Serious conditions affecting many elderly people around the world are Dementia and Alzheimer.
“Dementia is a general term for a decline in mental ability severe enough to interfere with daily life. Alzheimer’s is the most common cause of Dementia”. Alzheimer’s is a specific disease- it is considered a type of dementia that affects thinking, memory and behavior. Symptoms may grow severe enough to interfere with tasks on a daily basis. Although Dementia affects mental health it is not considered a mental illness. Rather, it is a disorder of the brain that can lead to communication difficulties and memory loss. Hence we can not put Dementia and mental health conditions like PTSD, anxiety, panic attacks over a common denominator.
Dementia and Alzheimer can lead to memory loss, difficulties in fulfilling simple daily tasks, inability to follow a conversation, struggling to concentrate, confusion about the place and/or time.
Service Dogs can be trained to assist people suffering from Dementia with routine actions like eating and dressing. These animals can prevent these people from wandering out of their home, especially when alone. If a person with a serious mental condition runs out of the house and gets lost, service dogs can guide them to their home or get a passerby’s attention through barking. Furthermore, a GPS can be attached to the service dog’s vest/harness/collar and will help the family members locate their relative.
In general, we can say that service dogs can help people with mental disorders follow their routines and move throughout the day.
Tasks Due to Mental Disorders
If elderly people i.e. veterans suffer from panic attacks, PTSD, stress, and anxiety Psychiatric Service Dogs can provide great help and alleviate the symptoms of the mental disorders.
Through Deep Pressure Therapy and Tactile Stimulation like: jumping on their handler’s lap, placing the chin on their lap, pawing, and nudging. Psychiatric Service Dogs are able to calm down their owners and “ground” them. The grounding is a term used to describe the help that a service dog provides to his/her owner when they have a dissociative episode with actions like face-licking, pawing or jumping in their lap. This means that the dog brings the handler back to reality.

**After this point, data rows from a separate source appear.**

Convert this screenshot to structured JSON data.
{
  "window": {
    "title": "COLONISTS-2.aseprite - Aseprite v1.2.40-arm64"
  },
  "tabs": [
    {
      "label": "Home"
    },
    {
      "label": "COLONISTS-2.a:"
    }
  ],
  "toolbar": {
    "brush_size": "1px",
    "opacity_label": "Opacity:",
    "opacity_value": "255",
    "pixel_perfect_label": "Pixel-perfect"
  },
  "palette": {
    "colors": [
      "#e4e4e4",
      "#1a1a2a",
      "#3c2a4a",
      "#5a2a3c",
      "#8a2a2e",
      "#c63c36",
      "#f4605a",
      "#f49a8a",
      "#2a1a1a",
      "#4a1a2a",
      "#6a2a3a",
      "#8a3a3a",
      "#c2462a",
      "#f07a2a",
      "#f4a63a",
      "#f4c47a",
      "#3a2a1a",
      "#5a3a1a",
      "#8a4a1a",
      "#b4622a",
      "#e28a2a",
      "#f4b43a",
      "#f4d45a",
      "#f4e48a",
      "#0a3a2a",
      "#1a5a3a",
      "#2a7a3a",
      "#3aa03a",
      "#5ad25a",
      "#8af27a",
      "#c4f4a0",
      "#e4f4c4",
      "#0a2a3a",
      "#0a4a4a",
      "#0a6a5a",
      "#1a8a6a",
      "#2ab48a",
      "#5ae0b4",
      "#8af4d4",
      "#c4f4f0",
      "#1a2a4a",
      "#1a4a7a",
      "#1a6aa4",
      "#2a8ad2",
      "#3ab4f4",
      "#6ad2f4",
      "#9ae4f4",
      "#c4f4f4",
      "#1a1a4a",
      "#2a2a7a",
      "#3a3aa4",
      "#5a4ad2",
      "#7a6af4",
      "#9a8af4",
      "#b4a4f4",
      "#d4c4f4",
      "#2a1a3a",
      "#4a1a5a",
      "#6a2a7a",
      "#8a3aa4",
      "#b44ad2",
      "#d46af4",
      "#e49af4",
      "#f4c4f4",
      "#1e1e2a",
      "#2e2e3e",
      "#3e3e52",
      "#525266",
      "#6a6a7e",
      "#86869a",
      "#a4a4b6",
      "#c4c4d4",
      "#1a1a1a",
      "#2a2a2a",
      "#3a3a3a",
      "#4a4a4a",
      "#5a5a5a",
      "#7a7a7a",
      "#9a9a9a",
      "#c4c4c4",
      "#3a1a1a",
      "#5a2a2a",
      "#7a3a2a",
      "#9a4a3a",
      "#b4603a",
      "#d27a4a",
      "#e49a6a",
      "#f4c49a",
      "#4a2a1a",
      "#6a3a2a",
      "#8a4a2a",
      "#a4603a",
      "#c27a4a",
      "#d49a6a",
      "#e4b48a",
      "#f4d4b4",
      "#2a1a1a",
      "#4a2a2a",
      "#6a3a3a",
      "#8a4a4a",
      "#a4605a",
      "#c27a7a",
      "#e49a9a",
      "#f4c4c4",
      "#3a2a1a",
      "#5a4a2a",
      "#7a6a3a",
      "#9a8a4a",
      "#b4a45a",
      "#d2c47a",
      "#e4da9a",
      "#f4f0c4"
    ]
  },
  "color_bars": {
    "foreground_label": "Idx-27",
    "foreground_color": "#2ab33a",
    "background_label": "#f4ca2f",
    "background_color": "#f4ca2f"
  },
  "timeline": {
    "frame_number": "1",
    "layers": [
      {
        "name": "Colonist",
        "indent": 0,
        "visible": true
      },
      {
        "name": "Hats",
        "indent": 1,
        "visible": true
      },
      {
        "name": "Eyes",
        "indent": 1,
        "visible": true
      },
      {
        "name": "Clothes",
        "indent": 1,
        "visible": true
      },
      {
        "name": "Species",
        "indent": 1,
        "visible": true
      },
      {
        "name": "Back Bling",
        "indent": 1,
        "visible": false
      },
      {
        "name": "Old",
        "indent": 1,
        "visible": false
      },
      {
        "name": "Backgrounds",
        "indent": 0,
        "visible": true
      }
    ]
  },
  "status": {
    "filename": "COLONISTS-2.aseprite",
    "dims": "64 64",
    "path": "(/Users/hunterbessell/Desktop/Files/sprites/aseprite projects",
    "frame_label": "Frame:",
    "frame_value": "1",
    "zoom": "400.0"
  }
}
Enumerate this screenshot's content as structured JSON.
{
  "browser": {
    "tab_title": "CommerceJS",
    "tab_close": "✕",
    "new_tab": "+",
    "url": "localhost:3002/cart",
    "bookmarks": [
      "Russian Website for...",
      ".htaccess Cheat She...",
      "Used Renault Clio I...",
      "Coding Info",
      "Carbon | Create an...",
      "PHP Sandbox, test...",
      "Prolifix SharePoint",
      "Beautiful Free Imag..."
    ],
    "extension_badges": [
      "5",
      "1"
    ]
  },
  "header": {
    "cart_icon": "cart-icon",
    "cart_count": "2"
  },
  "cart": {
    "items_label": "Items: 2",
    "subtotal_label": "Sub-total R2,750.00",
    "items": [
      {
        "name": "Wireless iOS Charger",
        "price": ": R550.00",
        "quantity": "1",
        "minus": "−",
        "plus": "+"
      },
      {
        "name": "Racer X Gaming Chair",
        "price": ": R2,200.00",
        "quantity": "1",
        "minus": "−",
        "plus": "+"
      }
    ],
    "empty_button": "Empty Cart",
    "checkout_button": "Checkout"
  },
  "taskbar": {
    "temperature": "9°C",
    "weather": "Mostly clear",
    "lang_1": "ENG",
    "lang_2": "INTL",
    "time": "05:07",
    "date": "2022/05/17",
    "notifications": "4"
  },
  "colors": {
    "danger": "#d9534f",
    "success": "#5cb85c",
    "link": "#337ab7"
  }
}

Service Animals can help children, adults, and seniors to regain their confidence and be able to overcome daily challenges.